(Records drawn from a dataset)
* * * *

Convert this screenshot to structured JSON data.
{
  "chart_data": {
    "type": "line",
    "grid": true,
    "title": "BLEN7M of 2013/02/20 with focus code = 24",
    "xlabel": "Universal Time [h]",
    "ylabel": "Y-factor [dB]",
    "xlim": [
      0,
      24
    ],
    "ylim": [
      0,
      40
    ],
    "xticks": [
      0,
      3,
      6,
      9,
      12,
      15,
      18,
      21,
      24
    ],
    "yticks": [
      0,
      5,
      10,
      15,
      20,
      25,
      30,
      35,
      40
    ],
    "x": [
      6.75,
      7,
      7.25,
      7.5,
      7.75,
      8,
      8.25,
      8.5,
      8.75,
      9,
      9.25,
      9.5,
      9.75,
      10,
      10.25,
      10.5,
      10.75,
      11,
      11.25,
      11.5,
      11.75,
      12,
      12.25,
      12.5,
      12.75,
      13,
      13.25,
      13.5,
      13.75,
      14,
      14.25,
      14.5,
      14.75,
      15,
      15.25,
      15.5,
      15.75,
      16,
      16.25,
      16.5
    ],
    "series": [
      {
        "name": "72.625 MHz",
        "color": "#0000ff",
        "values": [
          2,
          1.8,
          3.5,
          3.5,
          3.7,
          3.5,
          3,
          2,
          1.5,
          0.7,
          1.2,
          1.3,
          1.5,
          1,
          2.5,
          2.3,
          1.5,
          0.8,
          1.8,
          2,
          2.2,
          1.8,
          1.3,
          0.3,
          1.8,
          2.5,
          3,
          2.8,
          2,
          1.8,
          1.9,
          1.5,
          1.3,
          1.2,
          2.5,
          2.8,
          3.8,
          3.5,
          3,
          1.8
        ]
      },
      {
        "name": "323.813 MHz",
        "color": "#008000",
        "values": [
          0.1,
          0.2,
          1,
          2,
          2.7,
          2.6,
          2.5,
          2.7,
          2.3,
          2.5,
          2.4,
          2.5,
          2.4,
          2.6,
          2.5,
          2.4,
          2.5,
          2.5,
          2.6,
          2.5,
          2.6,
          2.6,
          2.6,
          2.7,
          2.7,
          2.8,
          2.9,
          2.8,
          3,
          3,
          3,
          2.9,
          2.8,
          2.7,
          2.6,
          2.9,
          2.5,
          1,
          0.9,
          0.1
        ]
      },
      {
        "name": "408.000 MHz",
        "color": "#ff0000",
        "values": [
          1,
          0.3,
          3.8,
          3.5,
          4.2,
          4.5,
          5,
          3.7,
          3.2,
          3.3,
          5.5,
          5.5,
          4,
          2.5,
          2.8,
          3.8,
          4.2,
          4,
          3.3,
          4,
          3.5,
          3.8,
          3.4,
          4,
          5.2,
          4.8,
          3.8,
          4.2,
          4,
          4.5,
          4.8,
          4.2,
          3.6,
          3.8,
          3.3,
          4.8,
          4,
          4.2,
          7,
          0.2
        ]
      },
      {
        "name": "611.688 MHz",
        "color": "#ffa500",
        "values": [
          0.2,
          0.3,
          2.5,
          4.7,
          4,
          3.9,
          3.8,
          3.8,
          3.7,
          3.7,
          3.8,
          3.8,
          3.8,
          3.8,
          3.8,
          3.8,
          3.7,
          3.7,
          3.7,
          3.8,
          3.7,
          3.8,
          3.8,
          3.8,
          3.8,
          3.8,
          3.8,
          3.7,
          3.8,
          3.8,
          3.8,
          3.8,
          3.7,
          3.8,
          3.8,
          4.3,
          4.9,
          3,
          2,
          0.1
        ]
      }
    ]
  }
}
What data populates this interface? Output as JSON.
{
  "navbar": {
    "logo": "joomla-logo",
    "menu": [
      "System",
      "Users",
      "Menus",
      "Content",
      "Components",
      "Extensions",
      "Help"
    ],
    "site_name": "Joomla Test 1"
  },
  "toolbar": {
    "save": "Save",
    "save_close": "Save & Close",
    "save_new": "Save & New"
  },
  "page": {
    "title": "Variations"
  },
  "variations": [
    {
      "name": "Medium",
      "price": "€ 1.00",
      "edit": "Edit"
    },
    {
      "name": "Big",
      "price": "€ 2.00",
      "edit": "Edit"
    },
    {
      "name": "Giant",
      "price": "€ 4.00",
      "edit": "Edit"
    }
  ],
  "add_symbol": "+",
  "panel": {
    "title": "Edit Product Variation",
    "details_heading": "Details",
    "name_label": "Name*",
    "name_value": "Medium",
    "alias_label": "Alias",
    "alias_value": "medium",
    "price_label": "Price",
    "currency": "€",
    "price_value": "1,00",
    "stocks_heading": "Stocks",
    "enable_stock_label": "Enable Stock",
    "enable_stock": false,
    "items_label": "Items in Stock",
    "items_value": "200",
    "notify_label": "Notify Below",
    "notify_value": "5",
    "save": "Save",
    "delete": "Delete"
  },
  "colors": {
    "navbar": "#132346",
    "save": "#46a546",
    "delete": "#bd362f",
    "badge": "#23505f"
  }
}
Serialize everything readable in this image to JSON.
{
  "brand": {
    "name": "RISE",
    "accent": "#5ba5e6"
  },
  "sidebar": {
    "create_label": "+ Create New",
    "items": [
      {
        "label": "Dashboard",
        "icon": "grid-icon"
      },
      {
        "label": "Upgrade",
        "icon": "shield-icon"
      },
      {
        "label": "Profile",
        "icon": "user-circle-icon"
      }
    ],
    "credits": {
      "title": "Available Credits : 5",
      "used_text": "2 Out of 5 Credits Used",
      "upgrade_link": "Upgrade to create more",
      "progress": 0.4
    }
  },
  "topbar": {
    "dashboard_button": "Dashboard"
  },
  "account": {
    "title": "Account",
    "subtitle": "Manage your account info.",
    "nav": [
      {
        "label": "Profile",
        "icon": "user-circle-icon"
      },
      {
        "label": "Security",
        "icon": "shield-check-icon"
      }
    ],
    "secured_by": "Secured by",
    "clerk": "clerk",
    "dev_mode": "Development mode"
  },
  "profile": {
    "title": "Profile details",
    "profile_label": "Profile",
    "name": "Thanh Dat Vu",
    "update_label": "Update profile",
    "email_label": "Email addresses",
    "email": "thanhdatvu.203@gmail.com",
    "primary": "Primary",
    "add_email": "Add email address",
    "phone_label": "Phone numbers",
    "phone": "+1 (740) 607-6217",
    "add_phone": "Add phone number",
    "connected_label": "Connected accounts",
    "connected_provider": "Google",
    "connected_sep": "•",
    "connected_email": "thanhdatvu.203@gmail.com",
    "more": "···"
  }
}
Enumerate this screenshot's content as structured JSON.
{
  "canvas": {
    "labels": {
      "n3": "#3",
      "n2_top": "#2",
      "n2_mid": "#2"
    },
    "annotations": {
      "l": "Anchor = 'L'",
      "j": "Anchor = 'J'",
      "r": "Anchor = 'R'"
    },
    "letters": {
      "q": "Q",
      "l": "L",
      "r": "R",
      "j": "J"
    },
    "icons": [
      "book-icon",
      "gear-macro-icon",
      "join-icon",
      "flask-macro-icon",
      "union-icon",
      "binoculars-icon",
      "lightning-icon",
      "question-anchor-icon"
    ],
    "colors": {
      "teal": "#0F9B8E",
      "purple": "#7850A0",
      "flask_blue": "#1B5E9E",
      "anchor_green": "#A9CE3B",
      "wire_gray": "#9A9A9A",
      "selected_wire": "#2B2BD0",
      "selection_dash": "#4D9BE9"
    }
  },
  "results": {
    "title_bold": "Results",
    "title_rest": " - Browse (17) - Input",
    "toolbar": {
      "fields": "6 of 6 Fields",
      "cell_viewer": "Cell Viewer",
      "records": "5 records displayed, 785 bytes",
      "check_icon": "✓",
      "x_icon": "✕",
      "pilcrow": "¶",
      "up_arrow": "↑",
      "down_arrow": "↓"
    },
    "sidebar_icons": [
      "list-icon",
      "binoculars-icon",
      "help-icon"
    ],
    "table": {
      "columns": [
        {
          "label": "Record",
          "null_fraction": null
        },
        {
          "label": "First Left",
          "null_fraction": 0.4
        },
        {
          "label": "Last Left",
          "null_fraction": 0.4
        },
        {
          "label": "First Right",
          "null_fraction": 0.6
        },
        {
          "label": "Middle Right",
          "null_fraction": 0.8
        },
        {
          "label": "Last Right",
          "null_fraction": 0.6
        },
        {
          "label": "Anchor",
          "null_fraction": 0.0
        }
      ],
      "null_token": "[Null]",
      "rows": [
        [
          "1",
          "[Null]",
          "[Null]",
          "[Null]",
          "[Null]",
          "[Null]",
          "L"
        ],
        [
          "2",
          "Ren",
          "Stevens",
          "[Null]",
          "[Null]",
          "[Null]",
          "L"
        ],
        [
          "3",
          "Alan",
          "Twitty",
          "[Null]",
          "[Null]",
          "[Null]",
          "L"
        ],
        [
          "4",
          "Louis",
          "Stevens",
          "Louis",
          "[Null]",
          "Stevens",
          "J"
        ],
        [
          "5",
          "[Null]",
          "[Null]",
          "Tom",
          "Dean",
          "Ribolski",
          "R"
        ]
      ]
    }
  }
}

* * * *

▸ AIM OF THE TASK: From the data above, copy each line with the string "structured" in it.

▸ YOUR RESPONSE:
Convert this screenshot to structured JSON data.
Enumerate this screenshot's content as structured JSON.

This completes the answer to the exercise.